[Dataset rows for apps and sites]

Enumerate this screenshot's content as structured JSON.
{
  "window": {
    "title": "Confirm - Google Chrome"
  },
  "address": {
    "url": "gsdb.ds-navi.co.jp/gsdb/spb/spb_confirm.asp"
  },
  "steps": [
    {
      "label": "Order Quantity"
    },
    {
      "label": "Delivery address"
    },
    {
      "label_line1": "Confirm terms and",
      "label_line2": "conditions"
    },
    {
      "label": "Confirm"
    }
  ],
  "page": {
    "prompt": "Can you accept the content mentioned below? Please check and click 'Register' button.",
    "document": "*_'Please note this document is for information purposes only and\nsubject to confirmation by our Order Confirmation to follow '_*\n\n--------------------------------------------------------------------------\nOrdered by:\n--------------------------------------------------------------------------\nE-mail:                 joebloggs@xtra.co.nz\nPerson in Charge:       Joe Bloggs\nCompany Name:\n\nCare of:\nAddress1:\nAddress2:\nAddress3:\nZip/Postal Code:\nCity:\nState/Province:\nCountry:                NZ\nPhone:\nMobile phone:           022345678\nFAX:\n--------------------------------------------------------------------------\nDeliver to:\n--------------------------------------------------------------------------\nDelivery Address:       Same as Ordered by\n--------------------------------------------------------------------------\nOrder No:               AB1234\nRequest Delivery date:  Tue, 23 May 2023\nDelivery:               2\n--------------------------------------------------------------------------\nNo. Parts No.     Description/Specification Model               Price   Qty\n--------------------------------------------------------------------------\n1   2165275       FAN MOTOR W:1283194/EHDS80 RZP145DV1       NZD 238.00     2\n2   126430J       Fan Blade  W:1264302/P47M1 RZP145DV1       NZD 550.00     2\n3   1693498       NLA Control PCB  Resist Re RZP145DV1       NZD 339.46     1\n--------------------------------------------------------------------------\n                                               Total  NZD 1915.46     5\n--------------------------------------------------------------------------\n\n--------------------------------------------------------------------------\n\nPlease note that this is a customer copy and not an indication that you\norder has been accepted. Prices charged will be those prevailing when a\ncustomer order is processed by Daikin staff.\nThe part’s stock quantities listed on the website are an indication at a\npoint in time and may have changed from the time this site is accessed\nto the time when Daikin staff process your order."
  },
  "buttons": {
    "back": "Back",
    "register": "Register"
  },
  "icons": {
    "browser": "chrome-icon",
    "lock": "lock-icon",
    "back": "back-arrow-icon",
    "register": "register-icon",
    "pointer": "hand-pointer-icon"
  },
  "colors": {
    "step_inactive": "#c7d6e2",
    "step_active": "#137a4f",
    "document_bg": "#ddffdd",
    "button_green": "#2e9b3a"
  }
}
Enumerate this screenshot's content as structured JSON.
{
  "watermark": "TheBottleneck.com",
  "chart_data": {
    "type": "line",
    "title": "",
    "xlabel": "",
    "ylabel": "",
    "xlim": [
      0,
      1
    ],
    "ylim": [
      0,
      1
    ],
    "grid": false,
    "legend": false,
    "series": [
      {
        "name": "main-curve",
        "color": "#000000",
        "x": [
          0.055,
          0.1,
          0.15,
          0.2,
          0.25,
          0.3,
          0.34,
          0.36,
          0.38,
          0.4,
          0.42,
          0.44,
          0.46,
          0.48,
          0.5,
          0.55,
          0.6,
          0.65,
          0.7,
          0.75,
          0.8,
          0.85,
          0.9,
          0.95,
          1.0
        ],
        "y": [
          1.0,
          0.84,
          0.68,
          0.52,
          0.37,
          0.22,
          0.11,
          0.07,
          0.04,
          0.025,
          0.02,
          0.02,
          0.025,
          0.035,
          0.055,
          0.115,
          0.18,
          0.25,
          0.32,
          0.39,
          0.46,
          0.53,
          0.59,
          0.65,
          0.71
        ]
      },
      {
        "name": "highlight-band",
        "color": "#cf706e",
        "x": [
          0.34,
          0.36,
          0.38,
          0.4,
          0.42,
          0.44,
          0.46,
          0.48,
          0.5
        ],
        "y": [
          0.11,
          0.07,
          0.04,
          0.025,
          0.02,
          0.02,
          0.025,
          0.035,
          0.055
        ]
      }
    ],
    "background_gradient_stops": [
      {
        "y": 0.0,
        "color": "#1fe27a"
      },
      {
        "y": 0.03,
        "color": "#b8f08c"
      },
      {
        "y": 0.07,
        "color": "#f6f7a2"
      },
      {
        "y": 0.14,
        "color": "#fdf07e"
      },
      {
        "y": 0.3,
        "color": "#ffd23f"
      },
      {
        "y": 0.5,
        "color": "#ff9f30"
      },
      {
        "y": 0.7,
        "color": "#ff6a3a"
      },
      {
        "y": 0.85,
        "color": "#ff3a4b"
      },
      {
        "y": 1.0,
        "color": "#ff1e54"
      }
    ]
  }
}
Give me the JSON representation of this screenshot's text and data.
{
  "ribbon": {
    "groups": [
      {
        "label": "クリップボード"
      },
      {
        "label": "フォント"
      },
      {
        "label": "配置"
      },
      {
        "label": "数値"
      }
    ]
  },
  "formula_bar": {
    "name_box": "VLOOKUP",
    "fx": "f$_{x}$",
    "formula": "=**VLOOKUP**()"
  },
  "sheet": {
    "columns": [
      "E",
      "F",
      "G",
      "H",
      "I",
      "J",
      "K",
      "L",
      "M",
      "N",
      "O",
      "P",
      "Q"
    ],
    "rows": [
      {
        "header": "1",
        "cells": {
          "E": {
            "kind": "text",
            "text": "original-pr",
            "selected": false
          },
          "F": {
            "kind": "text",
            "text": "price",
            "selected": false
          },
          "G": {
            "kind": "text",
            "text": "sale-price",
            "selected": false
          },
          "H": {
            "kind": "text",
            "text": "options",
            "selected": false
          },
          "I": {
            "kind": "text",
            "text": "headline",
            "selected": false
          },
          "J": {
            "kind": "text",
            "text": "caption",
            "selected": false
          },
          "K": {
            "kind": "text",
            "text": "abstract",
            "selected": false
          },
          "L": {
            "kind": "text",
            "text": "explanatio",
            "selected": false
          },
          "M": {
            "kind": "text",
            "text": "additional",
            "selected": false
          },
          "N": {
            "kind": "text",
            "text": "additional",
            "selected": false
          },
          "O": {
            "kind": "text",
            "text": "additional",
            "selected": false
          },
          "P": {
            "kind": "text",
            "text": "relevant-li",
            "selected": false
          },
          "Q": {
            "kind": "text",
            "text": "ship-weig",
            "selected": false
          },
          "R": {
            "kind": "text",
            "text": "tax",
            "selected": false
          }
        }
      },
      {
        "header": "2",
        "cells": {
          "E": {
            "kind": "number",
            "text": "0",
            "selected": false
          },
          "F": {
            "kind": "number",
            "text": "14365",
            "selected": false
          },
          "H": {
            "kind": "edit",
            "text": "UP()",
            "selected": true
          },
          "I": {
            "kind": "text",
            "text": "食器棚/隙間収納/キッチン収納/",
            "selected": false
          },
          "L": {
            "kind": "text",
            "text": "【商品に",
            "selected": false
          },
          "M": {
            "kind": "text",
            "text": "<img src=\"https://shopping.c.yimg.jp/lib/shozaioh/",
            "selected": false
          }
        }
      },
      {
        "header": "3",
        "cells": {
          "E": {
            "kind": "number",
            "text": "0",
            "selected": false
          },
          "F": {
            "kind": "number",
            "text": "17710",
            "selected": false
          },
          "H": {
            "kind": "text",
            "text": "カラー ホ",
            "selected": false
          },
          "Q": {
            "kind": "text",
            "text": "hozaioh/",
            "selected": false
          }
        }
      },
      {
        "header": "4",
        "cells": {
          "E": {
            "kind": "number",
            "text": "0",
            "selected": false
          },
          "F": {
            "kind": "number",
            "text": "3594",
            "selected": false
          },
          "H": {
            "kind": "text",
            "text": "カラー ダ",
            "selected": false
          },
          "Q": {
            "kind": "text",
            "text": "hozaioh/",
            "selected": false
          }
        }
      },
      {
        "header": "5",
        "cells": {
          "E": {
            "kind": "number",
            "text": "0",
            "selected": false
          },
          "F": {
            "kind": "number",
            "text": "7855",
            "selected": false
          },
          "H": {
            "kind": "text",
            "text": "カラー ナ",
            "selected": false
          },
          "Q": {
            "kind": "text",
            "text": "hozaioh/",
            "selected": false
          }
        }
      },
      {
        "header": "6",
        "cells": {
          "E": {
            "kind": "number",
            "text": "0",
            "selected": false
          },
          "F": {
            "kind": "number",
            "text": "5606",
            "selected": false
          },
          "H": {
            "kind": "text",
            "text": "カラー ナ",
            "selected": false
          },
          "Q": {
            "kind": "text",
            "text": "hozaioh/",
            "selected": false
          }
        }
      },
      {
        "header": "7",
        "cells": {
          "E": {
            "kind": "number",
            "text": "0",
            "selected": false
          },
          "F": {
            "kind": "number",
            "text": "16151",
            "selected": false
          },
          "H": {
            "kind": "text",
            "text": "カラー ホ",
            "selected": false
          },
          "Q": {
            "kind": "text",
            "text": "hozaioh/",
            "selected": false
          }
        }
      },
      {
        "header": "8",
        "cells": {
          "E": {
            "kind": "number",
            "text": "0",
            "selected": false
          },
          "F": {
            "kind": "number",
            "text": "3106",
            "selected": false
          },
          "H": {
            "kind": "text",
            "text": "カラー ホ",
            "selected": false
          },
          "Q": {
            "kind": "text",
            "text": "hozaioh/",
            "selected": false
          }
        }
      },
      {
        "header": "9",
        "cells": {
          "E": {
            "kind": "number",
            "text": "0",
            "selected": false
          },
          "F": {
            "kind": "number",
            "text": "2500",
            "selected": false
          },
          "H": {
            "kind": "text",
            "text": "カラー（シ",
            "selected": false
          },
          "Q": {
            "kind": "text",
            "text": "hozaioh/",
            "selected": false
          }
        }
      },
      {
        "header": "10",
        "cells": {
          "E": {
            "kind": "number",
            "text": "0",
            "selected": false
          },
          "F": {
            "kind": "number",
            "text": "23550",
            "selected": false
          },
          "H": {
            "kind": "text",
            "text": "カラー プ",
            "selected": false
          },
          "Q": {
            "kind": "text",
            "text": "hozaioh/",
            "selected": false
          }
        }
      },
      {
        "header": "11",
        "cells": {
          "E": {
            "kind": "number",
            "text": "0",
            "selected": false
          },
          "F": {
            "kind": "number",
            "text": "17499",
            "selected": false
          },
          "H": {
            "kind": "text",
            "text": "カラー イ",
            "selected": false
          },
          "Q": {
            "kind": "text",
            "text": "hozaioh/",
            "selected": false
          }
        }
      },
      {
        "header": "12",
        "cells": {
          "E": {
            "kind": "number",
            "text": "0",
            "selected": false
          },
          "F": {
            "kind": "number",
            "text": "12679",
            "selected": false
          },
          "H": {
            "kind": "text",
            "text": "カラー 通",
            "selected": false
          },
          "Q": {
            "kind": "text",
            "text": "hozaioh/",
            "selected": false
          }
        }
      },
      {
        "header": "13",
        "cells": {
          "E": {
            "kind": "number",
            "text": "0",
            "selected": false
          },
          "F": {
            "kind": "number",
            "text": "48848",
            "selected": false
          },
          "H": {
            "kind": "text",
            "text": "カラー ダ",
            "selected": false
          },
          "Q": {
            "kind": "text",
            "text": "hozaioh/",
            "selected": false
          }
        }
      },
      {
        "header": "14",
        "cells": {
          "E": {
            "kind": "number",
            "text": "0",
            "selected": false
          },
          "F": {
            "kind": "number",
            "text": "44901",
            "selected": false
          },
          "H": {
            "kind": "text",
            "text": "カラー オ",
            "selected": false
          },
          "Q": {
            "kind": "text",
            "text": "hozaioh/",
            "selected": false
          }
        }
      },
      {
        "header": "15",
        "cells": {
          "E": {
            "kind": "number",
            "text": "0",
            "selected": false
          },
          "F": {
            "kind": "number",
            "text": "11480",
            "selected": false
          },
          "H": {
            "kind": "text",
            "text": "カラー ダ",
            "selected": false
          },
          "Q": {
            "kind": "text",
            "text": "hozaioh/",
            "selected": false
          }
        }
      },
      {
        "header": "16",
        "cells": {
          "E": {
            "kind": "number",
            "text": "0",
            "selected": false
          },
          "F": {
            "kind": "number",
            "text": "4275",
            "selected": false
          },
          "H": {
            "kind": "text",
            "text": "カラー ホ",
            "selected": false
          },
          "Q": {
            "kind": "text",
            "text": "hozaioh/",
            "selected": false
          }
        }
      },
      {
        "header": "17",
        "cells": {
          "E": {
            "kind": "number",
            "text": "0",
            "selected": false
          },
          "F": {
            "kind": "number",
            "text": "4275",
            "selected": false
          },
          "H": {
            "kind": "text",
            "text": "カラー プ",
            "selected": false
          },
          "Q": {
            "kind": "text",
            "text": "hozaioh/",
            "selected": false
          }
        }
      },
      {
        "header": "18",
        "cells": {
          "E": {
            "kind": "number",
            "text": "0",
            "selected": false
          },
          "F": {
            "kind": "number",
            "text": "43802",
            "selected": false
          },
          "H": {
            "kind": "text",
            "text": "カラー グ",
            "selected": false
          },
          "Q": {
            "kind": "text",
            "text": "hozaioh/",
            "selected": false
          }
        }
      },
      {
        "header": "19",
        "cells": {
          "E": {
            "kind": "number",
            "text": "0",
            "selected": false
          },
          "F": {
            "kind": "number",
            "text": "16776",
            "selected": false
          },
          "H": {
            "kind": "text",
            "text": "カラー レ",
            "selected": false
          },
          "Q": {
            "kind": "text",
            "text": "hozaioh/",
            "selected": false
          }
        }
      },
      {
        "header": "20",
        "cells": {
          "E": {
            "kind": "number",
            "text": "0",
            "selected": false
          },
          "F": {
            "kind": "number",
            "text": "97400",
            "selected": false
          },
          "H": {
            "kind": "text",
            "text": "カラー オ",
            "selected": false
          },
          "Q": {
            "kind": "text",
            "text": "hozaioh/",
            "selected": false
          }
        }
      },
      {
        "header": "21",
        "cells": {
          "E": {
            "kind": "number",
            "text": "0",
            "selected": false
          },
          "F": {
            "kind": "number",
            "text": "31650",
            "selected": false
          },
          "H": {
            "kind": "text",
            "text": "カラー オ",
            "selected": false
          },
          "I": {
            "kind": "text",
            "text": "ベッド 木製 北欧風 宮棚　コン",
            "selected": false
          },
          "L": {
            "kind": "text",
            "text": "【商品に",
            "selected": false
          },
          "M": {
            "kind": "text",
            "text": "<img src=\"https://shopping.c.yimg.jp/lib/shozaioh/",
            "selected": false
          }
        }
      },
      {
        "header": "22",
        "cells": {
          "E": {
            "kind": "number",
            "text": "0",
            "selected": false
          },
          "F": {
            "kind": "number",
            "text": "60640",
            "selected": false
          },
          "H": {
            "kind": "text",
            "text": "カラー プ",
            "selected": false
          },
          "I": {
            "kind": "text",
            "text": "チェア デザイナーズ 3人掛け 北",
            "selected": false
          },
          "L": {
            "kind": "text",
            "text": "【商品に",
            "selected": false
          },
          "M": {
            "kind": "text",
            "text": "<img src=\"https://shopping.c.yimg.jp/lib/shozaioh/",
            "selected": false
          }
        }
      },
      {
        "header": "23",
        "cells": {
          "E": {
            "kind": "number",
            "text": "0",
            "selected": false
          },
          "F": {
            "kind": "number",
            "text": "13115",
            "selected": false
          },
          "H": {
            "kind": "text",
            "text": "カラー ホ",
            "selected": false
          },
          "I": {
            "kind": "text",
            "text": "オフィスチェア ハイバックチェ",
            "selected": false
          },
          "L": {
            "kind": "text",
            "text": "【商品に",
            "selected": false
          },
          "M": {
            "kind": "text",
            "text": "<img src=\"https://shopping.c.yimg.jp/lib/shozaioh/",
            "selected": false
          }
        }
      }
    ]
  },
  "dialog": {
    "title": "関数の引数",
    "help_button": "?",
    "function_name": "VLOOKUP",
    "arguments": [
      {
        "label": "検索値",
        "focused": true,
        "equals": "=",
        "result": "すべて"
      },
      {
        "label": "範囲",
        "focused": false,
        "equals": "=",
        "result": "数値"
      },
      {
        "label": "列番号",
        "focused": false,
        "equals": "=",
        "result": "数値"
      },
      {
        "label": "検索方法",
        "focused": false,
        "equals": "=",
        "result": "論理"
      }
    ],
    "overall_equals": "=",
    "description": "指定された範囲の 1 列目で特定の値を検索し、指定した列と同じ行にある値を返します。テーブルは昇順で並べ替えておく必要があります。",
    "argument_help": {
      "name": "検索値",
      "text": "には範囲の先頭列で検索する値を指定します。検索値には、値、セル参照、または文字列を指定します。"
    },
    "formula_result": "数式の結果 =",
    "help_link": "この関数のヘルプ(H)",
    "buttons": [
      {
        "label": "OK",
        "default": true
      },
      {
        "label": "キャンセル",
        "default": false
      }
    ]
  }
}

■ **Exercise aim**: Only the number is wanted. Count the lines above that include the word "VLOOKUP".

■ **Written answer**: 3